### TASK STATEMENT
Repeat the listing word for word. No pictures belong in the copy.

### RECORDS
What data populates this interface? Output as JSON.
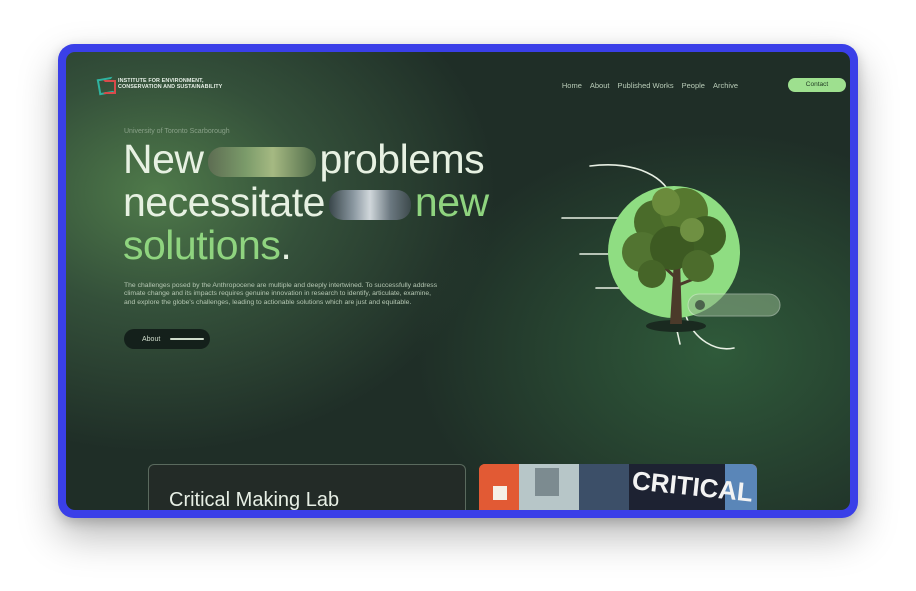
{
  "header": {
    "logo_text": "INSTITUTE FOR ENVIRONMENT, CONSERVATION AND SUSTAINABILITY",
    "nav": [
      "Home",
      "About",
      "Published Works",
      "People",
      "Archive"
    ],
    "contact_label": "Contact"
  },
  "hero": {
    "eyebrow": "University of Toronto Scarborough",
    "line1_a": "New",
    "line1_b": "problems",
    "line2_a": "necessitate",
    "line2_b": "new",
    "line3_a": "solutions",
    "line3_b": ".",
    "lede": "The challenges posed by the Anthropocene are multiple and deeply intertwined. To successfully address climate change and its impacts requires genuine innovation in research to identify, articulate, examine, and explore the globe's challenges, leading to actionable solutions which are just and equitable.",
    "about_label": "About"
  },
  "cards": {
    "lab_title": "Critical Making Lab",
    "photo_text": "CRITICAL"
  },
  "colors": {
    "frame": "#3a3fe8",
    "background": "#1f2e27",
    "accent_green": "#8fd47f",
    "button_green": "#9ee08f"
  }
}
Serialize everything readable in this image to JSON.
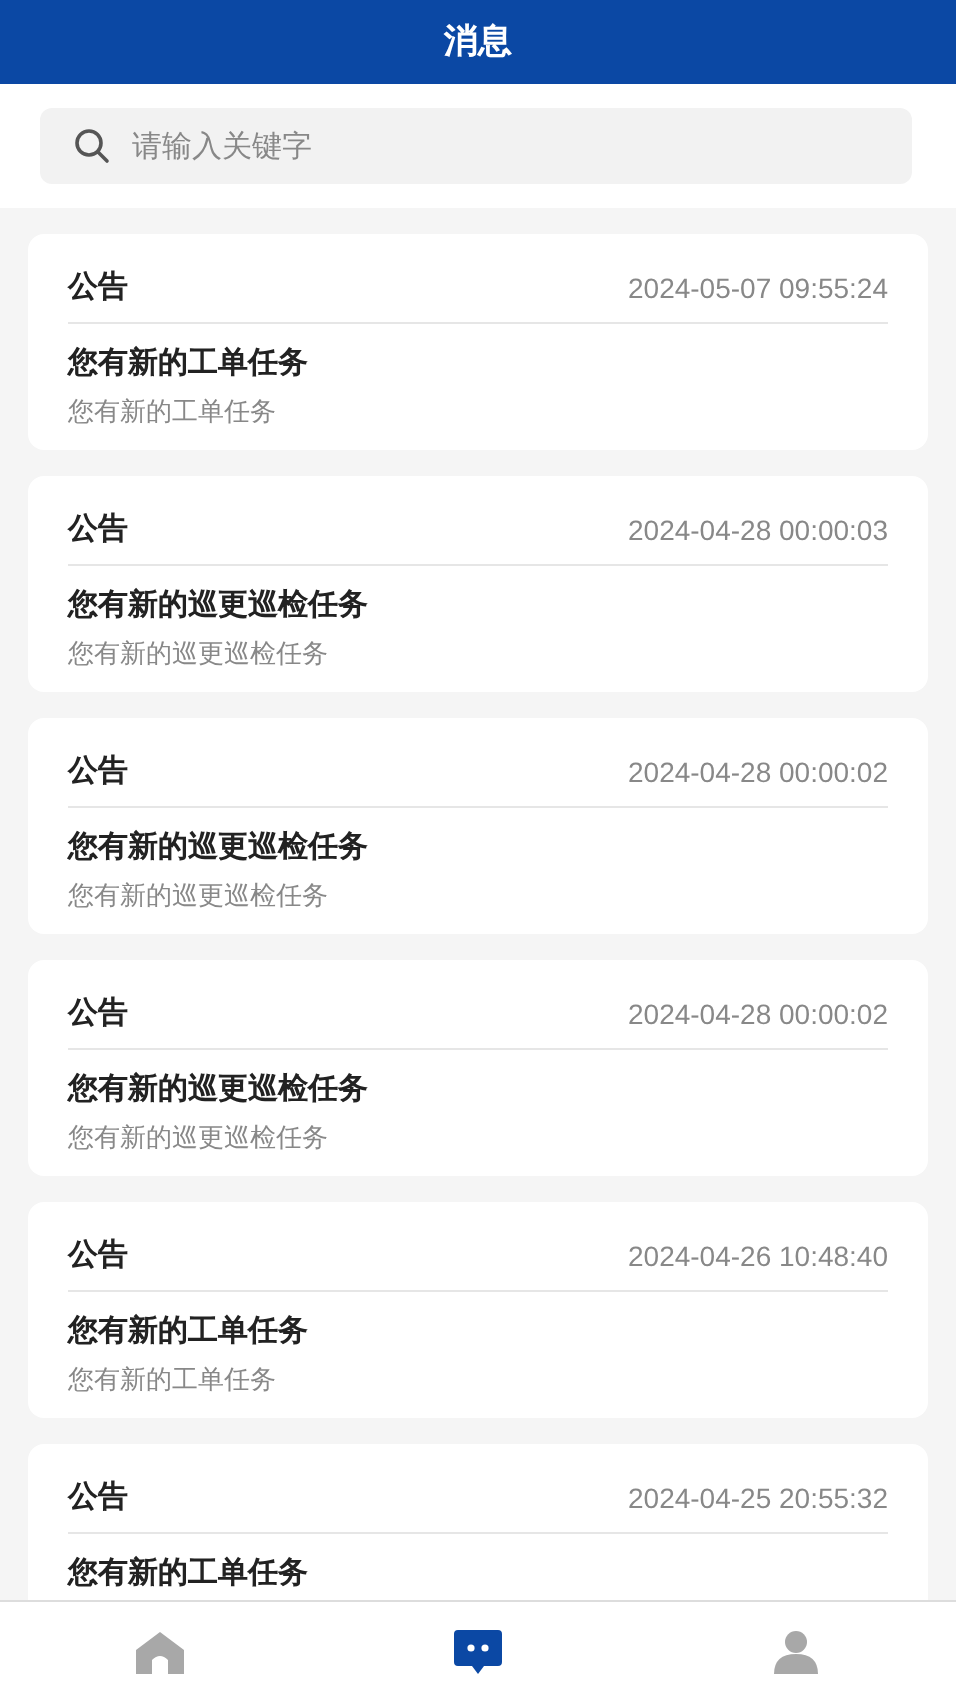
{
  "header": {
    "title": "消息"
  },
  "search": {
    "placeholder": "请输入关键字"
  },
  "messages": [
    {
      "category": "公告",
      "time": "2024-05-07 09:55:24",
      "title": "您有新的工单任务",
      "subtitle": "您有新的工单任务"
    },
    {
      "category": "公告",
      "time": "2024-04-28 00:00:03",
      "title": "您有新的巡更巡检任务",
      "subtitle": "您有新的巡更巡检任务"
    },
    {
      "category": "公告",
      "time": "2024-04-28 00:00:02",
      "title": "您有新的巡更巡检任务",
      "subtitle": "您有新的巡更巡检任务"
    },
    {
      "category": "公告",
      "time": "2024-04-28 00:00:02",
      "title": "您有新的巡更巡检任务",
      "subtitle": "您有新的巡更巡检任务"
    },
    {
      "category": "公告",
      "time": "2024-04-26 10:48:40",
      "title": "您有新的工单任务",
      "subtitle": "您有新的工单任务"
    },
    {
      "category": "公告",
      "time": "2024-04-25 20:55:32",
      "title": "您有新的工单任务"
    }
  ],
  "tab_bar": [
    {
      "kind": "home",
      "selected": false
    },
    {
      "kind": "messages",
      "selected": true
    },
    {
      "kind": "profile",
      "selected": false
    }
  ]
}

### FINISHED EXERCISE
What data populates this interface? Output as JSON.
{
  "header": {
    "logo_text": "INSTITUTE FOR ENVIRONMENT, CONSERVATION AND SUSTAINABILITY",
    "nav": [
      "Home",
      "About",
      "Published Works",
      "People",
      "Archive"
    ],
    "contact_label": "Contact"
  },
  "hero": {
    "eyebrow": "University of Toronto Scarborough",
    "line1_a": "New",
    "line1_b": "problems",
    "line2_a": "necessitate",
    "line2_b": "new",
    "line3_a": "solutions",
    "line3_b": ".",
    "lede": "The challenges posed by the Anthropocene are multiple and deeply intertwined. To successfully address climate change and its impacts requires genuine innovation in research to identify, articulate, examine, and explore the globe's challenges, leading to actionable solutions which are just and equitable.",
    "about_label": "About"
  },
  "cards": {
    "lab_title": "Critical Making Lab",
    "photo_text": "CRITICAL"
  },
  "colors": {
    "frame": "#3a3fe8",
    "background": "#1f2e27",
    "accent_green": "#8fd47f",
    "button_green": "#9ee08f"
  }
}
Serialize everything readable in this image to JSON.
{
  "header": {
    "title": "消息"
  },
  "search": {
    "placeholder": "请输入关键字"
  },
  "messages": [
    {
      "category": "公告",
      "time": "2024-05-07 09:55:24",
      "title": "您有新的工单任务",
      "subtitle": "您有新的工单任务"
    },
    {
      "category": "公告",
      "time": "2024-04-28 00:00:03",
      "title": "您有新的巡更巡检任务",
      "subtitle": "您有新的巡更巡检任务"
    },
    {
      "category": "公告",
      "time": "2024-04-28 00:00:02",
      "title": "您有新的巡更巡检任务",
      "subtitle": "您有新的巡更巡检任务"
    },
    {
      "category": "公告",
      "time": "2024-04-28 00:00:02",
      "title": "您有新的巡更巡检任务",
      "subtitle": "您有新的巡更巡检任务"
    },
    {
      "category": "公告",
      "time": "2024-04-26 10:48:40",
      "title": "您有新的工单任务",
      "subtitle": "您有新的工单任务"
    },
    {
      "category": "公告",
      "time": "2024-04-25 20:55:32",
      "title": "您有新的工单任务"
    }
  ],
  "tab_bar": [
    {
      "kind": "home",
      "selected": false
    },
    {
      "kind": "messages",
      "selected": true
    },
    {
      "kind": "profile",
      "selected": false
    }
  ]
}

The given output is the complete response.